▸ **Your assignment**
Please copy every line from the following entries in which the word "icon" appears.

Dataset rows for apps and sites:
-- Opening Marker --

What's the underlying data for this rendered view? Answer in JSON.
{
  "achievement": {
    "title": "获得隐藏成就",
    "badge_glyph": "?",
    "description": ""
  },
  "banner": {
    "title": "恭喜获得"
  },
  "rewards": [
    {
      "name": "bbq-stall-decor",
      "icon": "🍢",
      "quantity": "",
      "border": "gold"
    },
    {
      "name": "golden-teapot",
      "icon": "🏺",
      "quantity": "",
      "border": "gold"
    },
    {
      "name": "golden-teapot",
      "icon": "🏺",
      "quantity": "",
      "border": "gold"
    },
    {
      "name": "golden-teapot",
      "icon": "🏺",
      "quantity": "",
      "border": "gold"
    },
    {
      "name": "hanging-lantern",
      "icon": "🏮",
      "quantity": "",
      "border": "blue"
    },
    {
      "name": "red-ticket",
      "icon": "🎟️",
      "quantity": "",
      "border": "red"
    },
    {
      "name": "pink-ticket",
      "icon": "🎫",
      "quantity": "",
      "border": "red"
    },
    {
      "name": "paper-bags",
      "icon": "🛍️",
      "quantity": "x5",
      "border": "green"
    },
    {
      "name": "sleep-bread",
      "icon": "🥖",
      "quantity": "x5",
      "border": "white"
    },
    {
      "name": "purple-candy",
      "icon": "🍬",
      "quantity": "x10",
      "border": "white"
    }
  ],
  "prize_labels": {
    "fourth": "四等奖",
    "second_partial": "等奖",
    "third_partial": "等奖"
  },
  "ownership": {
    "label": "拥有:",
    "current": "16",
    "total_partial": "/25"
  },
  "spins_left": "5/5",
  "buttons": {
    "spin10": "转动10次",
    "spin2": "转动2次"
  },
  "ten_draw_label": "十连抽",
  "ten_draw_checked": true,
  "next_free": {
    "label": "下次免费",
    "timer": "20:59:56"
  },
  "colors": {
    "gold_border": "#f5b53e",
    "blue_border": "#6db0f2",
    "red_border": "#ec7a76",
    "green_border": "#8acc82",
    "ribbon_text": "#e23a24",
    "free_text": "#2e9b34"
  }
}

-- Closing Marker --

▸ **Written solution**
      "icon": "🍢",
      "icon": "🏺",
      "icon": "🏺",
      "icon": "🏺",
      "icon": "🏮",
      "icon": "🎟️",
      "icon": "🎫",
      "icon": "🛍️",
      "icon": "🥖",
      "icon": "🍬",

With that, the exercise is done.